The COVID-19 pandemic over the last year changed a lot and for the Quinlins, it meant that they weren’t able to go to work everyday with their Bearcat athletes. While that was a huge change, it allowed Kelly and Joe to spend a lot of time home with their four children as their oldest, Derek, was preparing to begin high school.
Having the opportunity to spend so much time with Derek, Kori, Austyn and Kendyl, caused Kelly to have to weigh a very difficult decision and in May she announced that she would be resigning her position with her last official day coming on June 30.
“Big decision, definitely thought about it a lot,” Kelly said. “Honestly, it came down to COVID, because honestly, that was the first time I’d ever been home with my kids and had that time with them, and I didn’t know what that was like.
“I started traveling with basketball again shortly after COVID was over and that was 4-day trips every other week. I was just on those trips like, ‘I’m not supposed to be here, I’m supposed to be with my kiddos.’ I was honestly like, ‘what happened to me?’ I’ve always been like a go, go, go type of person and that is all I’ve ever known.”
Kelly has specifically worked with women’s basketball, golf and the Bearcat Steppers in recent years. Those athletes see Kelly as more than someone who just tends to their injuries when they get hurt.
“It is going to be tough not having her around,” Northwest women’s basketball senior Mallory McConkey said. “She is just a second mom to all of us. I know that all of us are so excited for her to be able to spend more time with her family, but we are definitely going to miss her. She has just been the person who if we had anything going on in our lives at all, we would just go talk to her. She was so many different things to all of us girls.”
McConkey underwent a significant injury as a junior when she broke her ankle.
“She always knows what to say to make someone feel better,” McConkey said. “Getting injured is really tough, especially like ACL tears and those sort of things. I know that girls would go talk to her if they are having trouble with classes or just needed somewhere to vent to.”
The Maryville High School graduate’s career at Northwest has included being named the 2017 D-II Head Athletic Trainer of the Year by the NATA College and University Athletic Trainers’ Committee. The same organization also recognized her in 2008 for care she gave a student-athlete who suffered severe burns in an apartment fire. She has twice received Northwest’s Tower Service Award for outstanding service and contribution to the university.

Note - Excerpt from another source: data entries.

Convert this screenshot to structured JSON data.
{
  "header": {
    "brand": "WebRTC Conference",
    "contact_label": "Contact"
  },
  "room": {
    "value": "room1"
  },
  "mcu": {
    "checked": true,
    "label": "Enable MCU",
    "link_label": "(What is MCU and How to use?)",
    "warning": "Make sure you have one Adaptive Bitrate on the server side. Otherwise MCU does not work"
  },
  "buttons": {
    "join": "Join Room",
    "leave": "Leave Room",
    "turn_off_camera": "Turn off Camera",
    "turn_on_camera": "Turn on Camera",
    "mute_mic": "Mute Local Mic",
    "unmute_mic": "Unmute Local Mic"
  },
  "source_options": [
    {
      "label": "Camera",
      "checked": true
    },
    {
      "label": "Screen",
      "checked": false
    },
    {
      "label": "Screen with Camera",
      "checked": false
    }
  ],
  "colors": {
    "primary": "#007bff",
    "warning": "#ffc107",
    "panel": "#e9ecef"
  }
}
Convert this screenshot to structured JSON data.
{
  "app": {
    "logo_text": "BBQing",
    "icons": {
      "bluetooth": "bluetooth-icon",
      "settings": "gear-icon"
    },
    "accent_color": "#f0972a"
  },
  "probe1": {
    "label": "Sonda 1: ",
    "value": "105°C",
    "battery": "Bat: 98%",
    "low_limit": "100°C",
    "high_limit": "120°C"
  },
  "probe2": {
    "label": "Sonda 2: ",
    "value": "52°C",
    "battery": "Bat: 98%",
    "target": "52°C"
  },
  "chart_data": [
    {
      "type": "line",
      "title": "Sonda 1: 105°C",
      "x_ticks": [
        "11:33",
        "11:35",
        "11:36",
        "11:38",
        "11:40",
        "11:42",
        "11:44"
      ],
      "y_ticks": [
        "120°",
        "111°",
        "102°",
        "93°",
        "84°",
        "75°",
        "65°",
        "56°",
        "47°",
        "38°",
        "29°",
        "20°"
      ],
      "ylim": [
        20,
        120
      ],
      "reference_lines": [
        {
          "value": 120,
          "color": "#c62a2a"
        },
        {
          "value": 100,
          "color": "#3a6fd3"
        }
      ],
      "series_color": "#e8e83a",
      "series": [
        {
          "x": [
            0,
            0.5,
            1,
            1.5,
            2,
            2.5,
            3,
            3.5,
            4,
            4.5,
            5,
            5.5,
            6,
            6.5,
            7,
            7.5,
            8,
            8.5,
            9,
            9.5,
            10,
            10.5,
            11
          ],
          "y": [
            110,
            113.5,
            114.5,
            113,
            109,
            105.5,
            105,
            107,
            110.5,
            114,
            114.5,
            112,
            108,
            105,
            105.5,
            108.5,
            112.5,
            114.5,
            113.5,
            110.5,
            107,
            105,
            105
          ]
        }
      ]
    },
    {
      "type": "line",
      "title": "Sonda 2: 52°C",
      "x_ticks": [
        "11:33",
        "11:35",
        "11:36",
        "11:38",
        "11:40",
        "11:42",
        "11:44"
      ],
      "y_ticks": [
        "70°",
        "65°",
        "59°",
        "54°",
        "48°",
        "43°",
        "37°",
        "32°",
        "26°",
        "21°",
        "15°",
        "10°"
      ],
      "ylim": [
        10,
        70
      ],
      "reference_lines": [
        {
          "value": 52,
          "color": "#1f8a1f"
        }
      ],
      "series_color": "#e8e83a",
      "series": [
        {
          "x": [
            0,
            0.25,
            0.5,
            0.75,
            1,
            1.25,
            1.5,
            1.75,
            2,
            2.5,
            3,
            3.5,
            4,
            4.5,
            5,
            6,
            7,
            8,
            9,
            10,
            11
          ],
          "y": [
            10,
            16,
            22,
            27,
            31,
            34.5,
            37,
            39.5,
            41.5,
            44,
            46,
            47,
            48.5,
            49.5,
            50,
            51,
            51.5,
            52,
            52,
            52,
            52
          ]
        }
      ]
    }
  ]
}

“I don’t really have any regrets at all,” Kelly said. “I am very content with how my path has gone so far. I felt like this was the right time.”
Kelly was the primary athletic trainer for Bearcat football for 10 years and was a part of the staff for three of the Bearcats’ six national championships.
“2013 was probably the craziest because I was nine months pregnant and three weeks from having a baby,” Kelly said. “I was swollen after flying down to Alabama, but I was going to go no matter what, no one was going to stop me. That was a pretty crazy one.”
Despite stepping back from her role in the athletic department, the sports-loving Quinlins will still be heavily involved in Northwest athletics with Joe remaining as Northwest’s strength coach. And Kelly is still going to be plenty busy with her kids getting to the ages where they are in a lot of activities.
“I’m like an Uber driver, but it is awesome and I love it,” Kelly said. “Honestly, I feel bad because I feel like I should have paid my sitters a lot more money over the years.”